Last year, Meg and I met up again at the Fodderstack. It had been decades since we'd run it together. Our father died two years earlier, and we'd come back to the farm to help my stepmother sort through his photographs. Meg was training for a half marathon, her first race since graduating from high school. I'd found running again in my early twenties, on the trails of Santa Fe, and ran for a million reasons, but mostly as a way to go deep and wild into nature and into my own mind and body.
On that balmy April morning, our father wasn't there to watch, but we pinned a picture of his grinning face to our race numbers and carried him with us the whole way to the finish. He would always be our audience.
Kids now live in a different world of instantaneous, viral fame. The news of a six-year-old running 13 miles travels far, fast, and wide. It's only natural for those of us who don't know Keelan to wonder who she's really running for, and why—to please her parents or prove herself? To raise money for a cause or to set a single-age world record or to simply feel her legs spin beneath her?
Who can know, really? Whether you're six or ten, 28 or 41, your reasons for running change every day. They're as complicated as running for a father who lives in another state and life, with a camera slung around his neck, who reinvents reality just by pointing his lens. And they're as simple as loving the feeling of feet flying along a farm road on a warm spring day when the whole world is fresh and green and alive.
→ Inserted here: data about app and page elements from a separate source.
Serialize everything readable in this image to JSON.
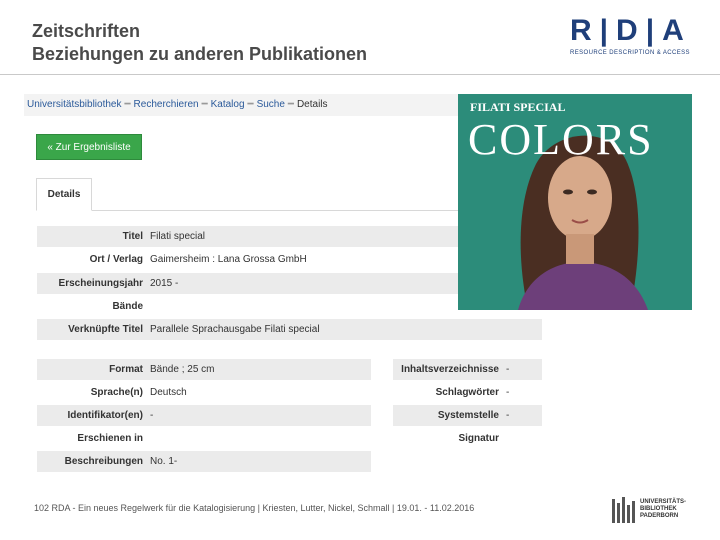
{
  "slide": {
    "title_line1": "Zeitschriften",
    "title_line2": "Beziehungen zu anderen Publikationen"
  },
  "logo": {
    "letters": "R|D|A",
    "subtitle": "RESOURCE DESCRIPTION & ACCESS",
    "color": "#1f3f7a"
  },
  "breadcrumb": {
    "items": [
      "Universitätsbibliothek",
      "Recherchieren",
      "Katalog",
      "Suche",
      "Details"
    ]
  },
  "back_button": {
    "label": "« Zur Ergebnisliste",
    "color": "#3aa64a"
  },
  "tabs": [
    {
      "label": "Details"
    }
  ],
  "details_full": [
    {
      "label": "Titel",
      "value": "Filati special"
    },
    {
      "label": "Ort / Verlag",
      "value": "Gaimersheim : Lana Grossa GmbH"
    },
    {
      "label": "Erscheinungsjahr",
      "value": "2015 -"
    },
    {
      "label": "Bände",
      "value": ""
    },
    {
      "label": "Verknüpfte Titel",
      "value": "Parallele Sprachausgabe Filati special"
    }
  ],
  "details_left": [
    {
      "label": "Format",
      "value": "Bände ; 25 cm"
    },
    {
      "label": "Sprache(n)",
      "value": "Deutsch"
    },
    {
      "label": "Identifikator(en)",
      "value": "-"
    },
    {
      "label": "Erschienen in",
      "value": ""
    },
    {
      "label": "Beschreibungen",
      "value": "No. 1-"
    }
  ],
  "details_right": [
    {
      "label": "Inhaltsverzeichnisse",
      "value": "-"
    },
    {
      "label": "Schlagwörter",
      "value": "-"
    },
    {
      "label": "Systemstelle",
      "value": "-"
    },
    {
      "label": "Signatur",
      "value": ""
    }
  ],
  "cover": {
    "brand": "FILATI SPECIAL",
    "title": "COLORS",
    "background_color": "#2c8c7a"
  },
  "footer": {
    "text": "102 RDA - Ein neues Regelwerk für die Katalogisierung | Kriesten, Lutter, Nickel, Schmall | 19.01. - 11.02.2016",
    "logo_text": "UNIVERSITÄTS-BIBLIOTHEK PADERBORN"
  }
}
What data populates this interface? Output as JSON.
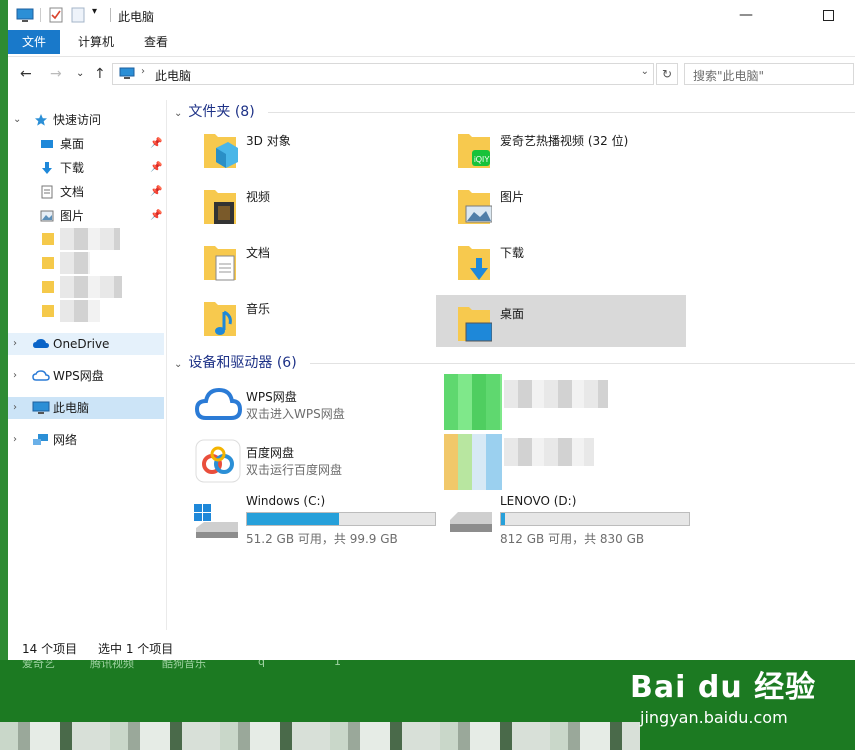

Keelan has said she wants to run her first marathon at ten, but her parents aren't giving her the green light just yet. Even if she never competes again, I hope she always remembers becoming a runner—becoming someone who decided to try something big, and then, step by step, did it.